+++ TASK DATA

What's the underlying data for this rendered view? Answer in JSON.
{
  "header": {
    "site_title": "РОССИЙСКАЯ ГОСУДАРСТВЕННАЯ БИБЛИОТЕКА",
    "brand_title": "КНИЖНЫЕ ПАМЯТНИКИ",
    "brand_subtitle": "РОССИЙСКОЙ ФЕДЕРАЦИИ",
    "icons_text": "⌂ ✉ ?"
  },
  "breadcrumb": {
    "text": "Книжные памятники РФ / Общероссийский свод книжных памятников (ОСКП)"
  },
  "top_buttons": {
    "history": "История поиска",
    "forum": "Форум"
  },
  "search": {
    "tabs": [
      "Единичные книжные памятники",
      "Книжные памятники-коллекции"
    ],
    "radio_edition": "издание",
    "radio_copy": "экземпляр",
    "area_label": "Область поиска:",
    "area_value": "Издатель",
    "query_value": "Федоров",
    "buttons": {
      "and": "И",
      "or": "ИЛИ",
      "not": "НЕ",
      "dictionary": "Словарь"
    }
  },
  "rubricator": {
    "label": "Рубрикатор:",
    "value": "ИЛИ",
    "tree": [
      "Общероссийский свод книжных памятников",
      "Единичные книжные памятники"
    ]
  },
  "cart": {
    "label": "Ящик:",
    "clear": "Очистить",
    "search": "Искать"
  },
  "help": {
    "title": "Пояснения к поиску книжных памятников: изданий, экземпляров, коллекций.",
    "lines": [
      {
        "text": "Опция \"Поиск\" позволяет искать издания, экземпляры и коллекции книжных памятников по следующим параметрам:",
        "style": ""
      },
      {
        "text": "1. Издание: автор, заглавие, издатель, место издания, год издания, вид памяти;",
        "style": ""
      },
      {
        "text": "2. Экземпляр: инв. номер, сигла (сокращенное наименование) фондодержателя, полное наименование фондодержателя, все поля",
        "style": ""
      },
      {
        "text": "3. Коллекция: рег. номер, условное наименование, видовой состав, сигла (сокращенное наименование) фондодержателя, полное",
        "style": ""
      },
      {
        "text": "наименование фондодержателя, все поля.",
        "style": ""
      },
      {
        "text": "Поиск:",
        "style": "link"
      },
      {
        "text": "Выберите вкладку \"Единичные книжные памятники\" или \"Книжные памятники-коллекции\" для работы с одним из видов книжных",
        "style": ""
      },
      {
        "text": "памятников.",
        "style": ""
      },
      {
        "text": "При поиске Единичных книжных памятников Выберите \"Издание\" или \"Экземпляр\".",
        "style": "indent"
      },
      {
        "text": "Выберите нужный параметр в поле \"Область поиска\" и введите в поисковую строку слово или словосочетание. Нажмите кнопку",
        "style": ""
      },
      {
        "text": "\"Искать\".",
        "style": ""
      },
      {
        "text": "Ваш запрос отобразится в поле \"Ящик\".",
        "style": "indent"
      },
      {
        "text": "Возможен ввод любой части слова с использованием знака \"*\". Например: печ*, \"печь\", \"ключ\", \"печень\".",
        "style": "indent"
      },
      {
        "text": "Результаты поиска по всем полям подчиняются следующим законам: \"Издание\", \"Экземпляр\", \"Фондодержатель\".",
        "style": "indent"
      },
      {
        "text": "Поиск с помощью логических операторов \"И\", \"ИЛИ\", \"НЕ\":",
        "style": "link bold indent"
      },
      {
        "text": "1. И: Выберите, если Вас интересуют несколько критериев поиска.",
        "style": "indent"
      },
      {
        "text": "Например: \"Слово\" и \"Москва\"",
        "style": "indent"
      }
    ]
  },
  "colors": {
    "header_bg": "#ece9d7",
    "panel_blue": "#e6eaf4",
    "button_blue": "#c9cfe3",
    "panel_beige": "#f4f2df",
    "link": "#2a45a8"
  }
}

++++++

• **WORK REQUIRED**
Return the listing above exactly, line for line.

• **EXERCISE SOLUTION**
What's the underlying data for this rendered view? Answer in JSON.
{
  "header": {
    "site_title": "РОССИЙСКАЯ ГОСУДАРСТВЕННАЯ БИБЛИОТЕКА",
    "brand_title": "КНИЖНЫЕ ПАМЯТНИКИ",
    "brand_subtitle": "РОССИЙСКОЙ ФЕДЕРАЦИИ",
    "icons_text": "⌂ ✉ ?"
  },
  "breadcrumb": {
    "text": "Книжные памятники РФ / Общероссийский свод книжных памятников (ОСКП)"
  },
  "top_buttons": {
    "history": "История поиска",
    "forum": "Форум"
  },
  "search": {
    "tabs": [
      "Единичные книжные памятники",
      "Книжные памятники-коллекции"
    ],
    "radio_edition": "издание",
    "radio_copy": "экземпляр",
    "area_label": "Область поиска:",
    "area_value": "Издатель",
    "query_value": "Федоров",
    "buttons": {
      "and": "И",
      "or": "ИЛИ",
      "not": "НЕ",
      "dictionary": "Словарь"
    }
  },
  "rubricator": {
    "label": "Рубрикатор:",
    "value": "ИЛИ",
    "tree": [
      "Общероссийский свод книжных памятников",
      "Единичные книжные памятники"
    ]
  },
  "cart": {
    "label": "Ящик:",
    "clear": "Очистить",
    "search": "Искать"
  },
  "help": {
    "title": "Пояснения к поиску книжных памятников: изданий, экземпляров, коллекций.",
    "lines": [
      {
        "text": "Опция \"Поиск\" позволяет искать издания, экземпляры и коллекции книжных памятников по следующим параметрам:",
        "style": ""
      },
      {
        "text": "1. Издание: автор, заглавие, издатель, место издания, год издания, вид памяти;",
        "style": ""
      },
      {
        "text": "2. Экземпляр: инв. номер, сигла (сокращенное наименование) фондодержателя, полное наименование фондодержателя, все поля",
        "style": ""
      },
      {
        "text": "3. Коллекция: рег. номер, условное наименование, видовой состав, сигла (сокращенное наименование) фондодержателя, полное",
        "style": ""
      },
      {
        "text": "наименование фондодержателя, все поля.",
        "style": ""
      },
      {
        "text": "Поиск:",
        "style": "link"
      },
      {
        "text": "Выберите вкладку \"Единичные книжные памятники\" или \"Книжные памятники-коллекции\" для работы с одним из видов книжных",
        "style": ""
      },
      {
        "text": "памятников.",
        "style": ""
      },
      {
        "text": "При поиске Единичных книжных памятников Выберите \"Издание\" или \"Экземпляр\".",
        "style": "indent"
      },
      {
        "text": "Выберите нужный параметр в поле \"Область поиска\" и введите в поисковую строку слово или словосочетание. Нажмите кнопку",
        "style": ""
      },
      {
        "text": "\"Искать\".",
        "style": ""
      },
      {
        "text": "Ваш запрос отобразится в поле \"Ящик\".",
        "style": "indent"
      },
      {
        "text": "Возможен ввод любой части слова с использованием знака \"*\". Например: печ*, \"печь\", \"ключ\", \"печень\".",
        "style": "indent"
      },
      {
        "text": "Результаты поиска по всем полям подчиняются следующим законам: \"Издание\", \"Экземпляр\", \"Фондодержатель\".",
        "style": "indent"
      },
      {
        "text": "Поиск с помощью логических операторов \"И\", \"ИЛИ\", \"НЕ\":",
        "style": "link bold indent"
      },
      {
        "text": "1. И: Выберите, если Вас интересуют несколько критериев поиска.",
        "style": "indent"
      },
      {
        "text": "Например: \"Слово\" и \"Москва\"",
        "style": "indent"
      }
    ]
  },
  "colors": {
    "header_bg": "#ece9d7",
    "panel_blue": "#e6eaf4",
    "button_blue": "#c9cfe3",
    "panel_beige": "#f4f2df",
    "link": "#2a45a8"
  }
}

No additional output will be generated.